Olympic distance runner Julie Brown (Alpha Psi, UCLA) stands at the podium after winning the Award of Achievement at the 1985 National Convention in Indianapolis, Indiana. Julie competed in the first-ever women's Olympic marathon in 1984.
National President Janice Crandall (Beta Epsilon, Michigan State University) introduces Dr. Condoleezza Rice (Gamma Delta, University of Denver) to speak at the 2000 National Convention in Indianapolis, Indiana.
Photo of Gamma Delta chapter members posed in front of chapter house. On the top step to the right you can see Dr. Condoleezza Rice, smiling with her chapter sisters.
Dr. Condoleezza Rice joined Alpha Chi Omega at the Gamma Delta chapter at the University of Denver. Until her senior year, she was the only African American member of the chapter. She was 19 years old when she graduated cum laude from the university in 1974. She was named Outstanding Senior Woman and is a member of Phi Beta Kappa and Mortar Board. She earned a master's from the University of Notre Dame and a Ph.D. from the University of Denver’s Graduate School of International Studies. In 1993, she became Stanford University’s first woman provost and served in that position until 1999. In 2001, President George W. Bush appointed her national security advisor. Rice later was named the U.S. Secretary of State, the first black woman to serve in that capacity. A professor, consultant and author, she has won many awards. She is an articulate speaker, accomplished pianist and a football aficionado. She received Alpha Chi Omega's Award of Achievement in 1990.
This flier contains positive reviews for concerts by pianist Winifred Byrd (Zeta, New England Conservatory).
Marcia DeRocco (Alpha Chi, Butler University), a famous sculptor and Award of Achievement winner. The newspaper clipping describes her notable career and loving connection to Alpha Chi Omega Fraternity.
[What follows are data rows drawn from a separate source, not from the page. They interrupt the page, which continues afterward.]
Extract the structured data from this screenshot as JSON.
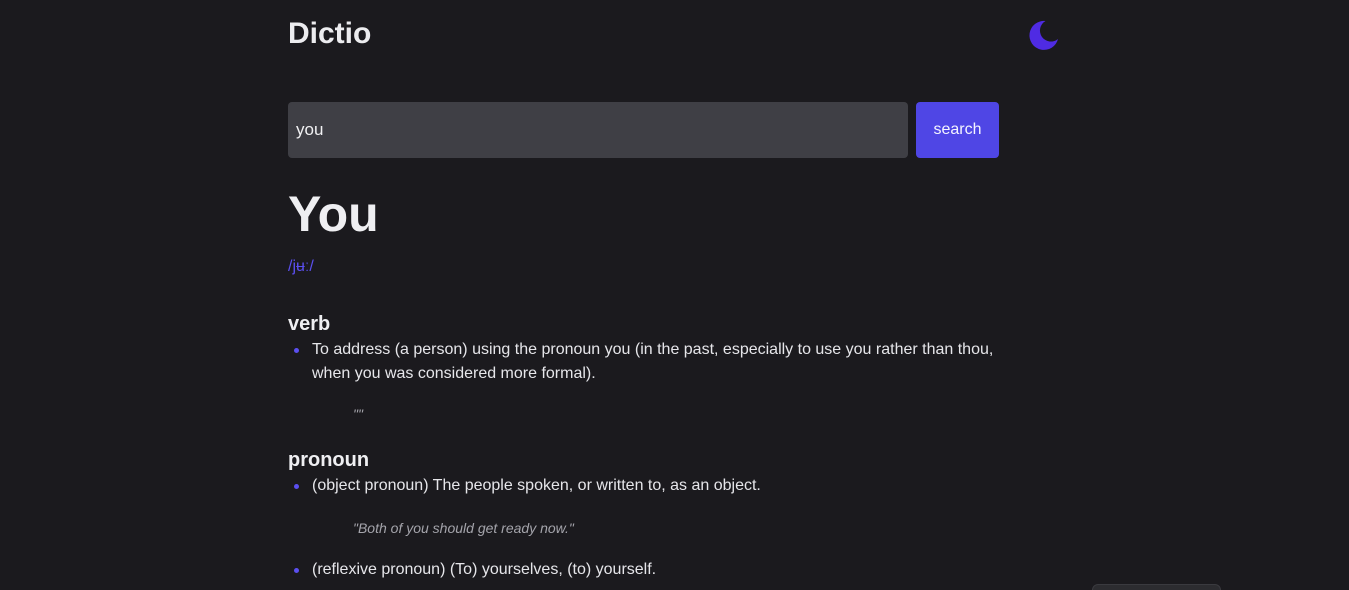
{
  "header": {
    "logo": "Dictio",
    "theme_toggle_icon": "moon-icon",
    "accent_color": "#4f46e5"
  },
  "search": {
    "value": "you",
    "button_label": "search"
  },
  "entry": {
    "word": "You",
    "phonetic": "/jʉː/",
    "meanings": [
      {
        "part_of_speech": "verb",
        "definitions": [
          {
            "line1": "To address (a person) using the pronoun you (in the past, especially to use you rather than thou,",
            "line2": "when you was considered more formal).",
            "example": "\"\""
          }
        ]
      },
      {
        "part_of_speech": "pronoun",
        "definitions": [
          {
            "text": "(object pronoun) The people spoken, or written to, as an object.",
            "example": "\"Both of you should get ready now.\""
          },
          {
            "text": "(reflexive pronoun) (To) yourselves, (to) yourself."
          }
        ]
      }
    ]
  }
}
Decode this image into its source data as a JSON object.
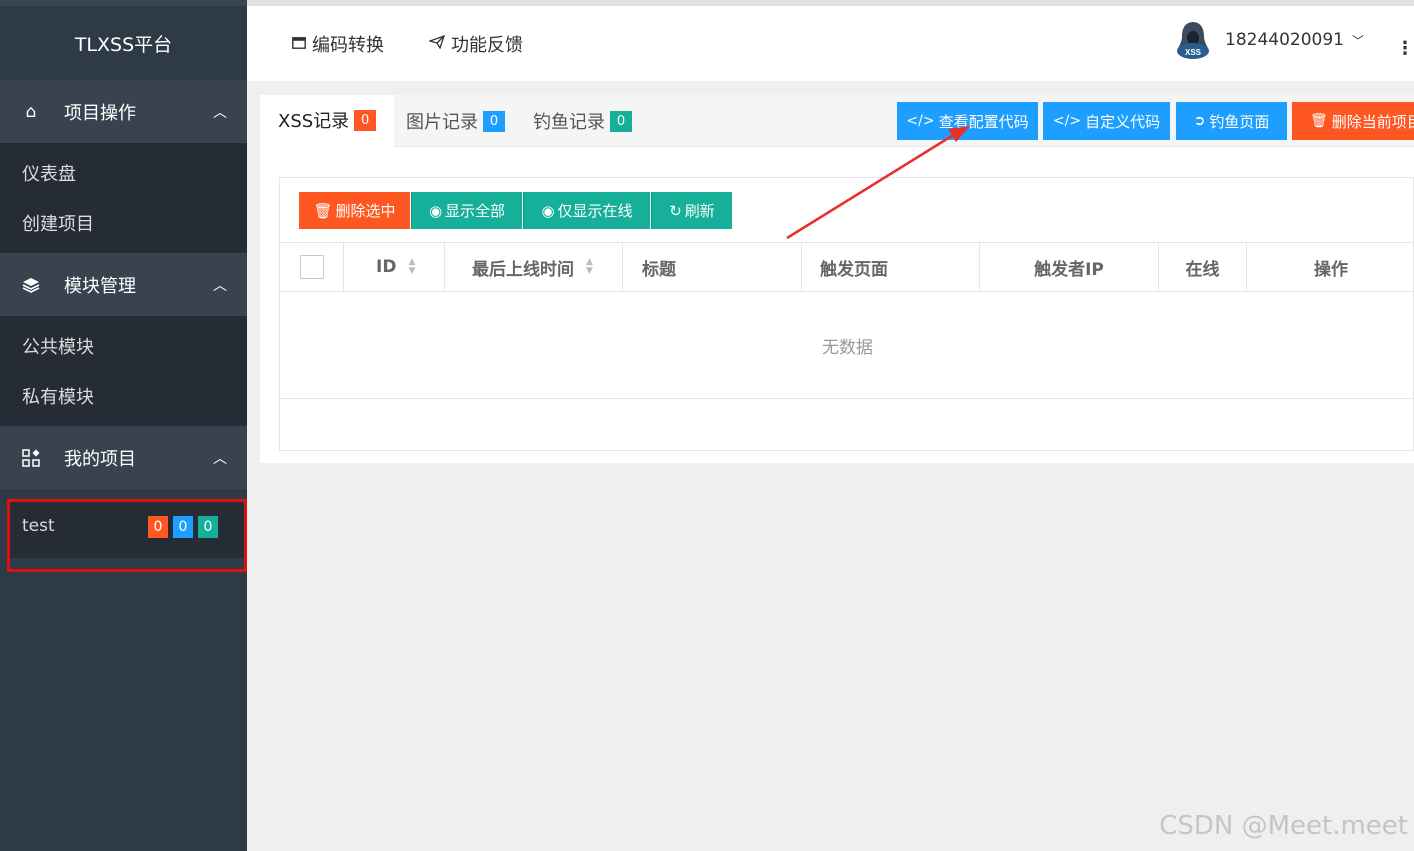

This article discusses the prospects of distance runner Julie Brown (Alpha Psi, UCLA) in the women's U.S. Olympic marathon trials.
This article discusses the work of Dr. Condoleeza Rice (Gamma Delta, University of Denver) in the George H.W. Bush administration and as a professor at Stanford University; a photo of Rice is included. The second portion of the article discusses her political aspirations, childhood and impact in Washington, as well as quotes about various foreign policy subjects.